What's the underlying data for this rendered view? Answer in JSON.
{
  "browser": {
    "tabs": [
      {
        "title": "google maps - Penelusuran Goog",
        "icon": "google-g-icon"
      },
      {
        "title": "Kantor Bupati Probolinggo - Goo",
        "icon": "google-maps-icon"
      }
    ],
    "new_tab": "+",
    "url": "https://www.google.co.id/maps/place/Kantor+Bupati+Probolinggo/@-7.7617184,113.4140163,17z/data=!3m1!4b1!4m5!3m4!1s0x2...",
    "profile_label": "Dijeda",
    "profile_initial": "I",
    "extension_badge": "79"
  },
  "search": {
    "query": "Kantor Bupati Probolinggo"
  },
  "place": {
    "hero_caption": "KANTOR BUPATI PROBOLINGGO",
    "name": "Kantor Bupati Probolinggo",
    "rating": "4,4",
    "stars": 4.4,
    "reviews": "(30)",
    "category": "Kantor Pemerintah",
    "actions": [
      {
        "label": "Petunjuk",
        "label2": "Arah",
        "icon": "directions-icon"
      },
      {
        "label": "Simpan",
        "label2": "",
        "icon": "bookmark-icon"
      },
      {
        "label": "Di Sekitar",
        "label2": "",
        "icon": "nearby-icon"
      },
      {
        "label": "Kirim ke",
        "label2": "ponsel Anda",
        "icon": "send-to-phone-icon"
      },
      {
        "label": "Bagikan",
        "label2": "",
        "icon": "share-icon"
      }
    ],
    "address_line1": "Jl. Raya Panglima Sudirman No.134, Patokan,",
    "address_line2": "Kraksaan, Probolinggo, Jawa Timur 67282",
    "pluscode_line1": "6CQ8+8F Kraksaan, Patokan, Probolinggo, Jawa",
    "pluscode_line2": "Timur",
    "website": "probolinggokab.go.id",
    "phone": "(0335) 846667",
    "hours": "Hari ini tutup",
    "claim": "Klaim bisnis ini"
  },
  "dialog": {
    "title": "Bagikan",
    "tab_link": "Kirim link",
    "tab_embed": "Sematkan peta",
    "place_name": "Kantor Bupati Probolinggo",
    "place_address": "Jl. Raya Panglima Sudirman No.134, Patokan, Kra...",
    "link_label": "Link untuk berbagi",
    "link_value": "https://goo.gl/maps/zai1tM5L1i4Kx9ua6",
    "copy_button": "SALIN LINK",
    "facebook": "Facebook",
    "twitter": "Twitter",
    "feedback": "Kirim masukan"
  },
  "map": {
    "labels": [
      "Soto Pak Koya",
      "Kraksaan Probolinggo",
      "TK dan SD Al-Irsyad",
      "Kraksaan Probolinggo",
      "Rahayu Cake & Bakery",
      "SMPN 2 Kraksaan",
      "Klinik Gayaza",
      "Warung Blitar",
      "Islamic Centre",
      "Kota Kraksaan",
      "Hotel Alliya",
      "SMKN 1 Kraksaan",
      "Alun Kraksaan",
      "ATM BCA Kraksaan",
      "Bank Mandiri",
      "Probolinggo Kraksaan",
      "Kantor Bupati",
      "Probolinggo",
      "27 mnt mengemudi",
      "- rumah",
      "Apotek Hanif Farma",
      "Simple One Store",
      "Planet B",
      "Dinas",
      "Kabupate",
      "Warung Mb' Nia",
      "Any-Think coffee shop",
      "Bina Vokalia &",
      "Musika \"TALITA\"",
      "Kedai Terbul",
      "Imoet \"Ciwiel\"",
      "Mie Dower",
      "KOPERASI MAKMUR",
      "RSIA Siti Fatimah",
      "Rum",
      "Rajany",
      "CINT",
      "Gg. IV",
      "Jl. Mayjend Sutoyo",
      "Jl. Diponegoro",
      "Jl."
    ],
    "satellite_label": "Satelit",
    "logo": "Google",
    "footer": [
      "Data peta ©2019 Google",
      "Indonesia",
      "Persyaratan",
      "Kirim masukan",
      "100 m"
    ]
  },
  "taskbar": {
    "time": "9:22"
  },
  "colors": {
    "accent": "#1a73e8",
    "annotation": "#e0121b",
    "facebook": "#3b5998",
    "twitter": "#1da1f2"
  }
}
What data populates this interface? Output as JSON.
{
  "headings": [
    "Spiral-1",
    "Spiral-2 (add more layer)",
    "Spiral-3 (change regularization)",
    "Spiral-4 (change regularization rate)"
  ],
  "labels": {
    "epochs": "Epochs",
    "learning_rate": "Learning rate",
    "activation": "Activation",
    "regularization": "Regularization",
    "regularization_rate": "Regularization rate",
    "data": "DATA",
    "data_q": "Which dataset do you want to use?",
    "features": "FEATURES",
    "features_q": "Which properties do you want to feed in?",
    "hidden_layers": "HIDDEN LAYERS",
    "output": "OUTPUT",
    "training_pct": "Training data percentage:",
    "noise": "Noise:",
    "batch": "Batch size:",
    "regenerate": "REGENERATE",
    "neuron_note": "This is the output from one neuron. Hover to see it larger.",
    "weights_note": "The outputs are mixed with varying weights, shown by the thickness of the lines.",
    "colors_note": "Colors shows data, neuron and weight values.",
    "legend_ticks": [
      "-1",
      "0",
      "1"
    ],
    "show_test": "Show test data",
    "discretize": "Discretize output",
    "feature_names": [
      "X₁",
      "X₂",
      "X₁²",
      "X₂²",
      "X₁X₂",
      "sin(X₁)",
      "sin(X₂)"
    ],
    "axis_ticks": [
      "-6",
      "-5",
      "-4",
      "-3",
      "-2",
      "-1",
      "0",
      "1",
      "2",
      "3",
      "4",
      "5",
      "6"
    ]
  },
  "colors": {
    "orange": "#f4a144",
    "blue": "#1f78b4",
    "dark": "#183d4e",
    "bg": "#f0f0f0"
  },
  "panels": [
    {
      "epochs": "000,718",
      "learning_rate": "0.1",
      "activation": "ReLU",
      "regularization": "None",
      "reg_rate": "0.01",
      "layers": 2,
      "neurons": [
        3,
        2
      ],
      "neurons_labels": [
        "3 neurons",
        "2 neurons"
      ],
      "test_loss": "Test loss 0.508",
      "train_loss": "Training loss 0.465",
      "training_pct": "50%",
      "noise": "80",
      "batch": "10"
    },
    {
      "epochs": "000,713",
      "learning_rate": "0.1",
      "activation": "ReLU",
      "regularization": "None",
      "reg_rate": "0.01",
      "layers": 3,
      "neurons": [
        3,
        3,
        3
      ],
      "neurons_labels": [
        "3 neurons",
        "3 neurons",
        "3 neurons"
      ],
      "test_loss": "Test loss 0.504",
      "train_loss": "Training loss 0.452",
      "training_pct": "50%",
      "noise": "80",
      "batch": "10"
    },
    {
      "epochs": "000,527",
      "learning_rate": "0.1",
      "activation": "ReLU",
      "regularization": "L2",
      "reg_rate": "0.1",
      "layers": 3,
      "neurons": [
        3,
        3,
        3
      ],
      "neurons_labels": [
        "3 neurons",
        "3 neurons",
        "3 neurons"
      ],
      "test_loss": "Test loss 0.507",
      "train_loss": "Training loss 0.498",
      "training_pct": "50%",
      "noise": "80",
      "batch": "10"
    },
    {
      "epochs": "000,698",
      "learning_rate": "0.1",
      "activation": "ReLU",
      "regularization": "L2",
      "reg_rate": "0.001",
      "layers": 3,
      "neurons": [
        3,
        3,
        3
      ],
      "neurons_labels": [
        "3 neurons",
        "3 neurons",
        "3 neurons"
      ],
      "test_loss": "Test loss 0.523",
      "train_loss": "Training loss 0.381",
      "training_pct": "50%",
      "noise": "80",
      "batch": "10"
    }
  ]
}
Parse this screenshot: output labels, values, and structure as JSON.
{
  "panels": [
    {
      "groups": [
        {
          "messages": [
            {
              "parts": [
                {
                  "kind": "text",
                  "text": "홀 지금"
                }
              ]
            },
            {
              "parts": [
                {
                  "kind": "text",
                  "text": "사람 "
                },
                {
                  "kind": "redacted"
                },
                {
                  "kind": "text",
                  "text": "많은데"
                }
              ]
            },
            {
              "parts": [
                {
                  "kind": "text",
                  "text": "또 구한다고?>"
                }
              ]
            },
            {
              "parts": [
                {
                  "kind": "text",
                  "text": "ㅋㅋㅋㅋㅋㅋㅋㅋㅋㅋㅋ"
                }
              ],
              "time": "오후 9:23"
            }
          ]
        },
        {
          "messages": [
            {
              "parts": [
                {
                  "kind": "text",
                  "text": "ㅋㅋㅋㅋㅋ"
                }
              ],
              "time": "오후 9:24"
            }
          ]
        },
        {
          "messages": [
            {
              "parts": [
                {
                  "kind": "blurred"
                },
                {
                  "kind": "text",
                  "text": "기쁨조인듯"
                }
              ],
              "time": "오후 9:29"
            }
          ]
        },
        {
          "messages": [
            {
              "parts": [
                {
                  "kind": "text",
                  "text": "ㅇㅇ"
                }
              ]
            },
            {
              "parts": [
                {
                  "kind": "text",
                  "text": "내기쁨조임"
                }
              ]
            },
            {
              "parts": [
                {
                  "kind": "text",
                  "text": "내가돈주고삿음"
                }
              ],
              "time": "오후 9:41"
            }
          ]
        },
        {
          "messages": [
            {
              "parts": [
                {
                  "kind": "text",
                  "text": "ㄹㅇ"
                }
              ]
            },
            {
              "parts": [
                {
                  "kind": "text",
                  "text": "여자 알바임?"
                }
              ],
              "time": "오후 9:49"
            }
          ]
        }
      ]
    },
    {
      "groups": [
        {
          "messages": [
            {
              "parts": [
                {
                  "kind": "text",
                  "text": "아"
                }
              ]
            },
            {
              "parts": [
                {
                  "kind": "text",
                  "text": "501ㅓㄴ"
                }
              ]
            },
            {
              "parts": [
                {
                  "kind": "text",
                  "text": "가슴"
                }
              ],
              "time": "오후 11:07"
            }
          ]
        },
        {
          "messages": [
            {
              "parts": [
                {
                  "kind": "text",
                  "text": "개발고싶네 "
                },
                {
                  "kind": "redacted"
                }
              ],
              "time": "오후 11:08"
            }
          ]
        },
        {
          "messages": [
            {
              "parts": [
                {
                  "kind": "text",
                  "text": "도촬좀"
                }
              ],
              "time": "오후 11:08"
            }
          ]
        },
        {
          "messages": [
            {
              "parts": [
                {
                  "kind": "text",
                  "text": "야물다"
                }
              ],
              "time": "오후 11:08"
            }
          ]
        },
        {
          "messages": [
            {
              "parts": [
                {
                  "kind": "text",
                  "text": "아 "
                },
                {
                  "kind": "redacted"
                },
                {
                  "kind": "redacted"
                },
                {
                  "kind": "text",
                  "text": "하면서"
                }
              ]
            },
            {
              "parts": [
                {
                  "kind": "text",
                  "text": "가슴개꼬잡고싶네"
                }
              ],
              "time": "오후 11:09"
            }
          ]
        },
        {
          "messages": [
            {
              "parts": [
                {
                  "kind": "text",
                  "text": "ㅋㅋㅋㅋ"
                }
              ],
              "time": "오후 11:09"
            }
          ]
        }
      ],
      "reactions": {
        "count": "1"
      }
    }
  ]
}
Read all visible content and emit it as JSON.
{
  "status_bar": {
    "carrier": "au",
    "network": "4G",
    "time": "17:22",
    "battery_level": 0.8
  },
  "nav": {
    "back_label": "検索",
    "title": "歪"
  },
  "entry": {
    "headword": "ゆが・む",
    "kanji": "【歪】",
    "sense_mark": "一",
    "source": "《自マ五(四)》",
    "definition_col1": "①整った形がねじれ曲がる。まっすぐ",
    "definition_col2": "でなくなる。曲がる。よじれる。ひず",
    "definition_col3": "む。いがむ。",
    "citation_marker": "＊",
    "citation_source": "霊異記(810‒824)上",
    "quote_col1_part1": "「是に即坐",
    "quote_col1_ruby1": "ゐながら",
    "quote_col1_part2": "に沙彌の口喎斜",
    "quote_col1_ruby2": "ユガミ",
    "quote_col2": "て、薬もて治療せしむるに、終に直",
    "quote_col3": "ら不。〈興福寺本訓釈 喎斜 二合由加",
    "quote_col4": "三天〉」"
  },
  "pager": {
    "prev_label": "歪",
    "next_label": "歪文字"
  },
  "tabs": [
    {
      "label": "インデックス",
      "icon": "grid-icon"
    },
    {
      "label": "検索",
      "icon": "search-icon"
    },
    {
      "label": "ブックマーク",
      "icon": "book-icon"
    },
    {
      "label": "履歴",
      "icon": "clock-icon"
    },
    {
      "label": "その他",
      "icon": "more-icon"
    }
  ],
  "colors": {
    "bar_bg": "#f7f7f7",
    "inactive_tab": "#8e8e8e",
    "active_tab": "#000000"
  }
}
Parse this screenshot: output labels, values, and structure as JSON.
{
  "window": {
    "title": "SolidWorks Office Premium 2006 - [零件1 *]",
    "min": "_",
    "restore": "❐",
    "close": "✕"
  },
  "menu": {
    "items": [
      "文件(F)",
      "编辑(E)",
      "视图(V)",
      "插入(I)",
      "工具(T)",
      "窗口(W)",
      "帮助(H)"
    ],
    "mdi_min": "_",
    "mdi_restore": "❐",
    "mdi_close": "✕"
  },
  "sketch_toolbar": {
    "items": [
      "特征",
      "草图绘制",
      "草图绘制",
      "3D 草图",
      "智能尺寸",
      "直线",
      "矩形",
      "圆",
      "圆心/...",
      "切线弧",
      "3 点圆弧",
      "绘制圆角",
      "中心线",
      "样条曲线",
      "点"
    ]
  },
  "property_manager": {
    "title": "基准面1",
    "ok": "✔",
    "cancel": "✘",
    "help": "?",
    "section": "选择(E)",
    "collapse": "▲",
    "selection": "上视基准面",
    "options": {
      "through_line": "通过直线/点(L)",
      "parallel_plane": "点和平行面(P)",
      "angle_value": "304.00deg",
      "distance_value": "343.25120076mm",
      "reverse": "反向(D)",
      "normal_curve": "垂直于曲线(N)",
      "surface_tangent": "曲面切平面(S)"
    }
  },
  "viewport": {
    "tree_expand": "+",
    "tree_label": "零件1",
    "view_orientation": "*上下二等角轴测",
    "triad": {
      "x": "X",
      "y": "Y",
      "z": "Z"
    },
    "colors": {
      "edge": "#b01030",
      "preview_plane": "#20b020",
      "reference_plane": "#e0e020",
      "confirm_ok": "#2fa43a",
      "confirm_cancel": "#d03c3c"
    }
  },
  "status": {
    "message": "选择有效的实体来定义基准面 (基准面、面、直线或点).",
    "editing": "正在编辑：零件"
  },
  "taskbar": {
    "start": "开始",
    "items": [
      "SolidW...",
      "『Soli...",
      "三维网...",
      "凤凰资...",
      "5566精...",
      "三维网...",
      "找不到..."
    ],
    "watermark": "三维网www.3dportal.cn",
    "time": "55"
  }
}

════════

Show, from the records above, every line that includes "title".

        "title": "google maps - Penelusuran Goog",
        "title": "Kantor Bupati Probolinggo - Goo",
    "title": "Bagikan",
    "title": "歪"
    "title": "SolidWorks Office Premium 2006 - [零件1 *]",
    "title": "基准面1",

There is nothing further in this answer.